## Directions for this task:
Whenever "Range" appears in a line, please copy that line from the data.

## Listed records:
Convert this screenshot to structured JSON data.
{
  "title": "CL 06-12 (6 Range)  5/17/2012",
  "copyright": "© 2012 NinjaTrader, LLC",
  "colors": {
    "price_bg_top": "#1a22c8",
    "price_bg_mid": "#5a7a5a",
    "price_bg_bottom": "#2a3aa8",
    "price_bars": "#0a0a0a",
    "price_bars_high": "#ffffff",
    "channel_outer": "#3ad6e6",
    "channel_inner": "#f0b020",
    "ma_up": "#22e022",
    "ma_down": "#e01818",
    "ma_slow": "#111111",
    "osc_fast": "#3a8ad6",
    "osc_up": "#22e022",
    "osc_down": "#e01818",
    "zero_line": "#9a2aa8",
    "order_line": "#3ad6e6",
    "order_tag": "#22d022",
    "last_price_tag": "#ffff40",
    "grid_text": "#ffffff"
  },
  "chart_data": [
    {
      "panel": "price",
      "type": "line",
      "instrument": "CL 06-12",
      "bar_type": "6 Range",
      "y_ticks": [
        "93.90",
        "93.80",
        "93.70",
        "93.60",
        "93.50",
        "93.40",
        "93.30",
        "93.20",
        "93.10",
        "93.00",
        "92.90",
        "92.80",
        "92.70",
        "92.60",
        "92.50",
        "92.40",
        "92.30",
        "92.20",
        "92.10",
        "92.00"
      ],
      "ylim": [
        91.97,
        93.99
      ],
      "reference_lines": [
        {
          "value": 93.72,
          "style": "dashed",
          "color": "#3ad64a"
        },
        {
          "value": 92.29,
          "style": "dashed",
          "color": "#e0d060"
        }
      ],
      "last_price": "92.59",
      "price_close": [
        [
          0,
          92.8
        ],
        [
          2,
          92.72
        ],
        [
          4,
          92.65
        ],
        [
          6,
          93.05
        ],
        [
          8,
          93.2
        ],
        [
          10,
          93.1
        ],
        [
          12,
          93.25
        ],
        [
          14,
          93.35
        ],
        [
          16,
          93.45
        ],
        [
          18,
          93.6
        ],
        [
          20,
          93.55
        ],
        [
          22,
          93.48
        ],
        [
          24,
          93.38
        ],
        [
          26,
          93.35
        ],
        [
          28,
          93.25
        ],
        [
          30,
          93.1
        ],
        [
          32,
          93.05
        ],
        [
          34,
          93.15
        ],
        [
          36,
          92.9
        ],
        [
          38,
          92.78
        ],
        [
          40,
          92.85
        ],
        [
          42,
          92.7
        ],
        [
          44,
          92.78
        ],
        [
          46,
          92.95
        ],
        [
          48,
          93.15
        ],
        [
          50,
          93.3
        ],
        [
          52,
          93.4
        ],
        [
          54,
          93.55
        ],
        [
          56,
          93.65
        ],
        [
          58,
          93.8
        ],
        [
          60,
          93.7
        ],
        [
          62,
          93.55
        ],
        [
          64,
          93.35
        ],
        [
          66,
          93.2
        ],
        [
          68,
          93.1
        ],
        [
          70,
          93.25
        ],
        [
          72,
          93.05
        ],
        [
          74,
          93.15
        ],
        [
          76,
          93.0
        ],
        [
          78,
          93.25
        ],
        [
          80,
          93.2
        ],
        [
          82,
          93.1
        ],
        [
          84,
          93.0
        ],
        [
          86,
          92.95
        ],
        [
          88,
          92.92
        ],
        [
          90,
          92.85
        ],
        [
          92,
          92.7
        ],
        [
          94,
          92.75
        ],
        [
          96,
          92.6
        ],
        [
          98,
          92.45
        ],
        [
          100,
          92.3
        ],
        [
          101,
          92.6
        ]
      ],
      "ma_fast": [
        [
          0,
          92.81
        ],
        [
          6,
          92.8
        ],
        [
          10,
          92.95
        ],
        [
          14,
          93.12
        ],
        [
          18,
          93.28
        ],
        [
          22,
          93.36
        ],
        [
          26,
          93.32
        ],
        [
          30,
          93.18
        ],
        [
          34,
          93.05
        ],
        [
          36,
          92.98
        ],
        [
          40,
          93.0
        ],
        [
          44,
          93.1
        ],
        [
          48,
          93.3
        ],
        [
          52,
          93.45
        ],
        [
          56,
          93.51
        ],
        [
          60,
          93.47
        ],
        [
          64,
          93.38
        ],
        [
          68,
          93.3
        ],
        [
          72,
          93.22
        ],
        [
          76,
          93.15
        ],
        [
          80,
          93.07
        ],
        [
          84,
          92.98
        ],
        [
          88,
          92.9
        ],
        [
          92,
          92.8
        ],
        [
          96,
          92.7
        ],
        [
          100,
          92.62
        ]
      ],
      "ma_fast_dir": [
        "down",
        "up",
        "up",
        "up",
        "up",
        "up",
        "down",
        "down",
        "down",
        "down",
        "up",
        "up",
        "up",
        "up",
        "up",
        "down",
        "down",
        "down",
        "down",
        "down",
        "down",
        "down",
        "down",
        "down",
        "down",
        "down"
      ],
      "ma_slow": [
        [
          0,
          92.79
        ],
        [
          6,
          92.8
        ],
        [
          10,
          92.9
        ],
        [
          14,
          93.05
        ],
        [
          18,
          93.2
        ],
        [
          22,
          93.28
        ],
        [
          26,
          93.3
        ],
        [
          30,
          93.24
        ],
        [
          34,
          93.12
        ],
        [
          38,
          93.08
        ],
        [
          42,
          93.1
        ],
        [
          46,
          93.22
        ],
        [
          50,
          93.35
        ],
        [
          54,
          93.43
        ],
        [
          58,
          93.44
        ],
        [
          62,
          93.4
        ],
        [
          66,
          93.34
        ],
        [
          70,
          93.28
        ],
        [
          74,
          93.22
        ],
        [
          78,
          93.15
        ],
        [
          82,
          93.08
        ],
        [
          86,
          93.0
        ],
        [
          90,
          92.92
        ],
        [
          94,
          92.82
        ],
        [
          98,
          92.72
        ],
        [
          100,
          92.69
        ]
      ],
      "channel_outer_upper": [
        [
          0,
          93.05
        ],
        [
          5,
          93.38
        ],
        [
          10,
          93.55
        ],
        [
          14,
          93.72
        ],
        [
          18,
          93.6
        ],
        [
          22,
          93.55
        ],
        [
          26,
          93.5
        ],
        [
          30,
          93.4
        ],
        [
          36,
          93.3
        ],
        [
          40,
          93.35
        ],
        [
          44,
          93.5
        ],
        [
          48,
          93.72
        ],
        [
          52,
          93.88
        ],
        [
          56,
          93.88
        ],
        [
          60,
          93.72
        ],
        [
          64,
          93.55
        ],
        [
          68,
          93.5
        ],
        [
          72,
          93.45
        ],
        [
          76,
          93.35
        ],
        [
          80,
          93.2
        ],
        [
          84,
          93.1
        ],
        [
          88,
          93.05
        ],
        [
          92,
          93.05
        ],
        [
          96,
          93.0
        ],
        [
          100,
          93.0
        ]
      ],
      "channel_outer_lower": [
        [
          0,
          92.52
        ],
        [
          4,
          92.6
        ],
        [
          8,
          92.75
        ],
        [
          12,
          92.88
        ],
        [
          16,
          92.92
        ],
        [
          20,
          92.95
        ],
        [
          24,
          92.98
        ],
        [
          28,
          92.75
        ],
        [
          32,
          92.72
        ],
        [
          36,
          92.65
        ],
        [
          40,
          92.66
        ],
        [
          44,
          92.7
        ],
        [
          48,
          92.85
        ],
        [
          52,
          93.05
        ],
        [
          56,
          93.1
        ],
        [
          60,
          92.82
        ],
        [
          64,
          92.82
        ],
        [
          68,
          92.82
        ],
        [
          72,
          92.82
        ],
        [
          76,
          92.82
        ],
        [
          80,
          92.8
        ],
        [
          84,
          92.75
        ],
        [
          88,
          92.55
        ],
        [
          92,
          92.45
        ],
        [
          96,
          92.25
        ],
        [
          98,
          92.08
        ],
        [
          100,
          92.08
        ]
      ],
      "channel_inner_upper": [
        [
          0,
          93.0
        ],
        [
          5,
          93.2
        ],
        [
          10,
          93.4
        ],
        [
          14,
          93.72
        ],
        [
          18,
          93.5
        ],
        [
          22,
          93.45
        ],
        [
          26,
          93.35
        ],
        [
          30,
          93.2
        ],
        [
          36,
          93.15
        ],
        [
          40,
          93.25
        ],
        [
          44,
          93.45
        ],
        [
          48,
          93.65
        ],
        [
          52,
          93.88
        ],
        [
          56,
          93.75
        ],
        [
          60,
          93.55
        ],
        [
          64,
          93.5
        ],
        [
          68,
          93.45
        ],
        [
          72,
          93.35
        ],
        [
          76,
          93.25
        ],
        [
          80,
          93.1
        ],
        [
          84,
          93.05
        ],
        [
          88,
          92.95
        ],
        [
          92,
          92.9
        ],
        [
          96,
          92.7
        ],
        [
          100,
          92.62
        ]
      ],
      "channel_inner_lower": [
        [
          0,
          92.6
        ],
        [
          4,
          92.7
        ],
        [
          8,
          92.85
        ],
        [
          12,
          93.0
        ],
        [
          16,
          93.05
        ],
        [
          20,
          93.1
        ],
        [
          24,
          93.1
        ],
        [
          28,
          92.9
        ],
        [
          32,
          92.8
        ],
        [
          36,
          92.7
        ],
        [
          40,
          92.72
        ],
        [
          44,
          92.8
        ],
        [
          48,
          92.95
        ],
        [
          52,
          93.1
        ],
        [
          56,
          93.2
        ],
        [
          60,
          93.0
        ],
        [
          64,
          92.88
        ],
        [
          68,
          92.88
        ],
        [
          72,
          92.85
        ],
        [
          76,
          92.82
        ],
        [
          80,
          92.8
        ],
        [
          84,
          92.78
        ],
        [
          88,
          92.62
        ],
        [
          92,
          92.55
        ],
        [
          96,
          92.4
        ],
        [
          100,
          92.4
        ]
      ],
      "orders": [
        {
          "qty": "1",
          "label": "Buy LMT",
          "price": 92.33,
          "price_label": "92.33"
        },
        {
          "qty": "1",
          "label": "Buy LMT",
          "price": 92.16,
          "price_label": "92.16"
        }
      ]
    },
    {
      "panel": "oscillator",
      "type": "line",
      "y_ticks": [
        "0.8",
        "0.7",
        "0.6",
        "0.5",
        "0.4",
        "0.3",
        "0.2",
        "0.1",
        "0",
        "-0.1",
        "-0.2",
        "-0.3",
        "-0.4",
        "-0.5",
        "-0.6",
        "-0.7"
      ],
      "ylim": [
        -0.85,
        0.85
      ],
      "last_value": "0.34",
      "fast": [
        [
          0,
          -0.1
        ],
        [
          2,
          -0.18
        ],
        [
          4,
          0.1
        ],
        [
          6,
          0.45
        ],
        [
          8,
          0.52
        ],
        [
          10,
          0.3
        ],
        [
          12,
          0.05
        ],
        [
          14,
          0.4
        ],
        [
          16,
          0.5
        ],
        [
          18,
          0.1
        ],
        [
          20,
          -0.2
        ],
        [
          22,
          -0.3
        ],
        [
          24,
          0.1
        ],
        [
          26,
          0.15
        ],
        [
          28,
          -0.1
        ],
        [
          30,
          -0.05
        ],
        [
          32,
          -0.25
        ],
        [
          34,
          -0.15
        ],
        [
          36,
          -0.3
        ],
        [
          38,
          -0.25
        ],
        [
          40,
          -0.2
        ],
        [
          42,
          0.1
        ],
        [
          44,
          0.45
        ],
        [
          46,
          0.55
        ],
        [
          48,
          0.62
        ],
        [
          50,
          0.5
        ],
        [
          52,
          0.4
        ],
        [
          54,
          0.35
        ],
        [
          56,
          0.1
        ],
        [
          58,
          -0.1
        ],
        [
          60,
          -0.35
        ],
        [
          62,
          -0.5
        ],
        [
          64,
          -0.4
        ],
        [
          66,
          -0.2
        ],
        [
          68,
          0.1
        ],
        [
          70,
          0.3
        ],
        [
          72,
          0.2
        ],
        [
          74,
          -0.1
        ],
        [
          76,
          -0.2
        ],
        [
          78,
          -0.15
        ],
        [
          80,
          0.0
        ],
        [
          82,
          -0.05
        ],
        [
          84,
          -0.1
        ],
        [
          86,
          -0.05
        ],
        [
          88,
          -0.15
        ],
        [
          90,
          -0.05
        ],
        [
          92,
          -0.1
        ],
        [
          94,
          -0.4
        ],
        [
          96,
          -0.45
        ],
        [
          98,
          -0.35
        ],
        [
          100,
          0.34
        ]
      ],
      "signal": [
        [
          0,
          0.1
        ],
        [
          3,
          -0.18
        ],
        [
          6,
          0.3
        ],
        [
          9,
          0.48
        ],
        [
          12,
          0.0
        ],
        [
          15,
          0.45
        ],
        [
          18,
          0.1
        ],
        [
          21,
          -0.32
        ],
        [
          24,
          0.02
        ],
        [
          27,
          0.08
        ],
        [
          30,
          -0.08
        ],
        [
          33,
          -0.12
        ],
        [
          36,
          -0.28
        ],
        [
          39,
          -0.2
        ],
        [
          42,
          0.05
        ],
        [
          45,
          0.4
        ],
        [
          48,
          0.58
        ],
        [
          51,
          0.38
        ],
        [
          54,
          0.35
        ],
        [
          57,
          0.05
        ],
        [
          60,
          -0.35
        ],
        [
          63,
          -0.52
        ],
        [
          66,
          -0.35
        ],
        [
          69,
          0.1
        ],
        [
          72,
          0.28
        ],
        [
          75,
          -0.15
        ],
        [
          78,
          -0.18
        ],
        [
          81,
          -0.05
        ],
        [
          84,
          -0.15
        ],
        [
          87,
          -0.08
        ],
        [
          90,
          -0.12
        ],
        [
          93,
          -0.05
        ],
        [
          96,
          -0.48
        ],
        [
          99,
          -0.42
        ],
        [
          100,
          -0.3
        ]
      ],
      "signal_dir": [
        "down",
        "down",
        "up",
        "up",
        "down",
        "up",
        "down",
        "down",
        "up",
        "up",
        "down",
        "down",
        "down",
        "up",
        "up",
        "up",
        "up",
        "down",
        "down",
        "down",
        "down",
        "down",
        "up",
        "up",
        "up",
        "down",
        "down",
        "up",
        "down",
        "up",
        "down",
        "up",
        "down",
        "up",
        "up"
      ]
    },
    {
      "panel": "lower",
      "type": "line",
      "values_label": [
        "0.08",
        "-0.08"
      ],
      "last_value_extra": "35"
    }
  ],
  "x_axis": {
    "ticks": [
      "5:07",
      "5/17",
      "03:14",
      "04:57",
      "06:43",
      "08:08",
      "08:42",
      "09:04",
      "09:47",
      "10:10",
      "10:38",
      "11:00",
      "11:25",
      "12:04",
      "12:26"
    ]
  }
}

## Solved exercise:
  "title": "CL 06-12 (6 Range)  5/17/2012",
      "bar_type": "6 Range",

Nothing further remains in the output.